Many American consumers and employees alike make good use of electronic devices of all kinds, and many of these devices make use of cables to transmit data. While cell phones and laptops have wireless Internet connection capabilities, this is the exception. Desktop PCs, game consoles, digital projectors, HDTVs, and more are using cables such as cat6 ethernet cables, 100 ft HDMI cables, cat5 e cables, bulk USB cables, and more. Wired technology such as cat6 ethernet cables are not obsolete; in fact, they are better than wireless tech in some cases. What is there to know about cat6 ethernet cables or fiber optic cables for the office today? And what about cables and wires to create a home entertainment system?
Cables For the Office
Modern businesses big and small alike make good use of computers, and these PCs will need some cables to function (and not just their power cords). In a large office, there may be dozens of computers being used at once, but they would all interfere with one another if they all used wireless Internet connections. That would also put a big strain on WiFi providers. Instead, an office will hire IT professionals to install cat6 ethernet cables, or at least cat5 cables, and plug desktop PCs into routers with those cables. Such cables will be threaded discreetly throughout the office, such as along the walls or even through holes drilled in the floor, so they do not pose a tripping hazard. A cat6 ethernet cable will have four pairs of copper wires that can easily and quickly transmit data, and this is essential for an office worker with a heavy work load. These cables allow for secure and reliable Internet connections at all times.
Don’t forget the data center. For those not familiar with the concept, a data center is a collection of hundreds or even thousands of computers, all linked in one room with countless cables. These are not work PCs, though; they don’t even have keyboards, monitors, or mice. Instead, these computers sit on shelves and racks, working together as a single entity that offers enormous storage space and boosted processing power. Cables will connect desktop work PCs to this data center, and this allows each connected computer to share data with one another securely and privately. That, and connected PCs will enjoy a boost to their processing power. The only limit is that remote workers have no way to plug into this server, but hybrid systems allow Cloud data accounts to link to the data server for the benefit of remote workers.
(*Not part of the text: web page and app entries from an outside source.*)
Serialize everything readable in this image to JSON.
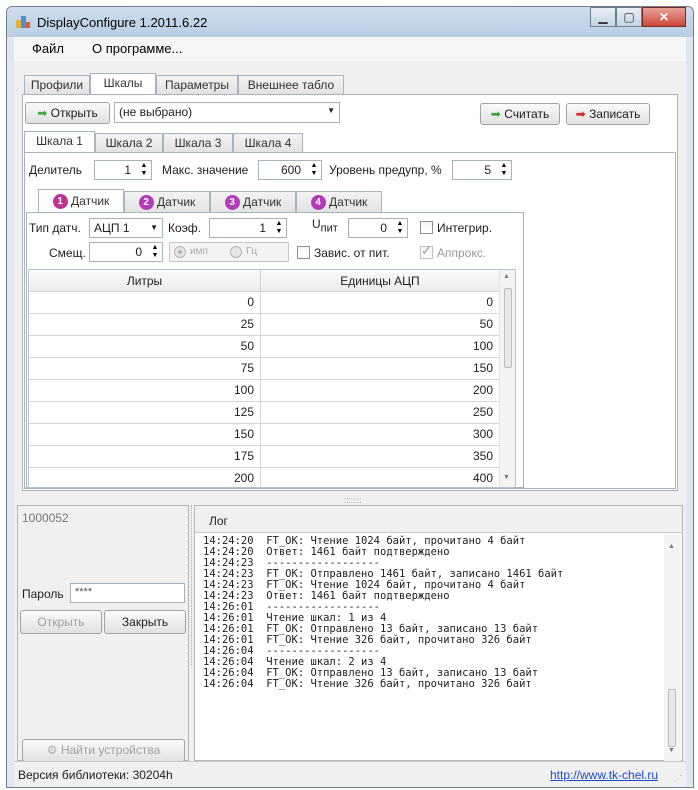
{
  "window": {
    "title": "DisplayConfigure 1.2011.6.22"
  },
  "menu": {
    "file": "Файл",
    "about": "О программе..."
  },
  "top_tabs": [
    "Профили",
    "Шкалы",
    "Параметры",
    "Внешнее табло"
  ],
  "toolbar": {
    "open_label": "Открыть",
    "file_value": "(не выбрано)",
    "read_label": "Считать",
    "write_label": "Записать"
  },
  "scale_tabs": [
    "Шкала 1",
    "Шкала 2",
    "Шкала 3",
    "Шкала 4"
  ],
  "scale_params": {
    "divider_label": "Делитель",
    "divider_value": "1",
    "max_label": "Макс. значение",
    "max_value": "600",
    "warn_label": "Уровень предупр, %",
    "warn_value": "5"
  },
  "sensor_tabs": [
    {
      "num": "1",
      "label": "Датчик",
      "color": "#c2318f"
    },
    {
      "num": "2",
      "label": "Датчик",
      "color": "#b43ab8"
    },
    {
      "num": "3",
      "label": "Датчик",
      "color": "#b43ab8"
    },
    {
      "num": "4",
      "label": "Датчик",
      "color": "#b43ab8"
    }
  ],
  "sensor": {
    "type_label": "Тип датч.",
    "type_value": "АЦП 1",
    "coef_label": "Коэф.",
    "coef_value": "1",
    "upit_label_main": "U",
    "upit_label_sub": "пит",
    "upit_value": "0",
    "integr_label": "Интегрир.",
    "offset_label": "Смещ.",
    "offset_value": "0",
    "radio_imp": "имп",
    "radio_hz": "Гц",
    "depend_label": "Завис. от пит.",
    "approx_label": "Аппрокс."
  },
  "grid": {
    "headers": [
      "Литры",
      "Единицы АЦП"
    ],
    "rows": [
      [
        "0",
        "0"
      ],
      [
        "25",
        "50"
      ],
      [
        "50",
        "100"
      ],
      [
        "75",
        "150"
      ],
      [
        "100",
        "200"
      ],
      [
        "125",
        "250"
      ],
      [
        "150",
        "300"
      ],
      [
        "175",
        "350"
      ],
      [
        "200",
        "400"
      ]
    ]
  },
  "device": {
    "id": "1000052",
    "password_label": "Пароль",
    "password_value": "****",
    "open_label": "Открыть",
    "close_label": "Закрыть",
    "find_label": "Найти устройства"
  },
  "log": {
    "title": "Лог",
    "lines": [
      "14:24:20  FT_OK: Чтение 1024 байт, прочитано 4 байт",
      "14:24:20  Ответ: 1461 байт подтверждено",
      "14:24:23  ------------------",
      "14:24:23  FT_OK: Отправлено 1461 байт, записано 1461 байт",
      "14:24:23  FT_OK: Чтение 1024 байт, прочитано 4 байт",
      "14:24:23  Ответ: 1461 байт подтверждено",
      "14:26:01  ------------------",
      "14:26:01  Чтение шкал: 1 из 4",
      "14:26:01  FT_OK: Отправлено 13 байт, записано 13 байт",
      "14:26:01  FT_OK: Чтение 326 байт, прочитано 326 байт",
      "14:26:04  ------------------",
      "14:26:04  Чтение шкал: 2 из 4",
      "14:26:04  FT_OK: Отправлено 13 байт, записано 13 байт",
      "14:26:04  FT_OK: Чтение 326 байт, прочитано 326 байт"
    ]
  },
  "status": {
    "library": "Версия библиотеки: 30204h",
    "link": "http://www.tk-chel.ru"
  },
  "colors": {
    "link": "#1a4bd0",
    "read_arrow": "#3aa83a",
    "write_arrow": "#d42a2a"
  }
}
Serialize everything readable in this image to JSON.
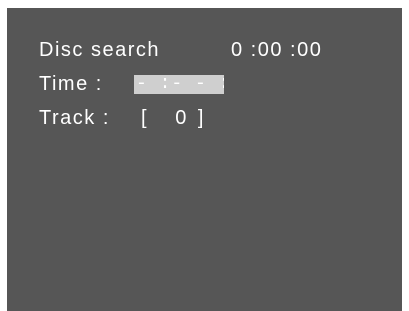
{
  "osd": {
    "title": "Disc search",
    "elapsed": "0 :00 :00",
    "time_label": "Time :",
    "time_value": "- :- - :- -",
    "track_label": "Track :",
    "track_value": "[   0 ]"
  },
  "colors": {
    "background": "#565656",
    "text": "#ffffff",
    "highlight": "#cfcfcf"
  }
}
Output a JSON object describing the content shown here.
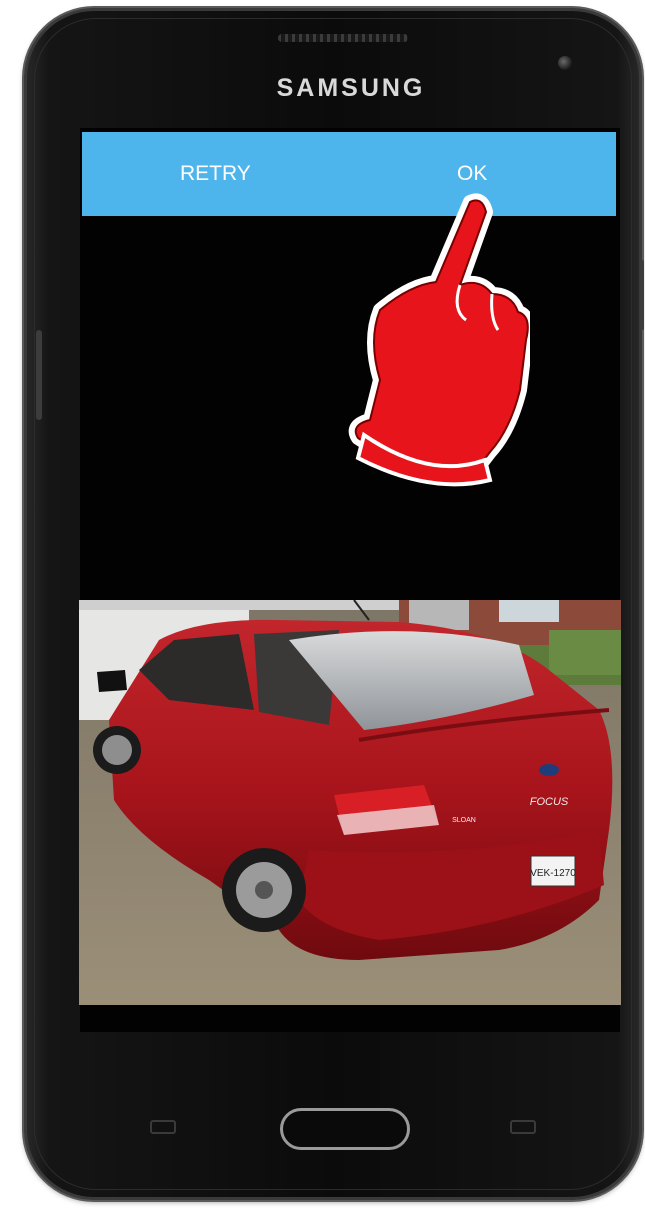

Finally, an office may have some fiber optic cables, which transmit pulses of light (which generate no heat). These cables transmit huge amounts of data at incredible speeds via the Internet, making them ideal for a large office with many computers. When fiber optic cables are installed, workers will install extra, unused fiber optic cables known as “dark cables.” These may act as backups if any of the primary cables become defective, and dark cables may become activated later as the company’s Internet use expands.
Cables in the Home
Meanwhile, many homeowners make good use of different cable types for both work and leisure in their own home. Some employees are remote employees and thus will have a home office. This office will feature a desktop PC or laptop, and perhaps a fax machine, scanner, and printer. Cables will connect all of these different devices, including a cat5 cable or cat6 ethernet cable to connect that PC to the Internet. Through the Web, a remote worker will share files, send emails, and conduct video chat services.
Cables can be fun, too. Many homeowners like to build a home entertainment system, which means linking up different devices with the proper cables. This may include plugging a laptop or game console into a digital projector or HDTV with an HDMI cable, which can be bought separately if need be. Ethernet cables can connect a game console to the Internet for online gaming and video streaming, and cables can also connect a sound system to all this. Even home golf simulators may use cables to connect a digital projector to the laptop running the simulator program.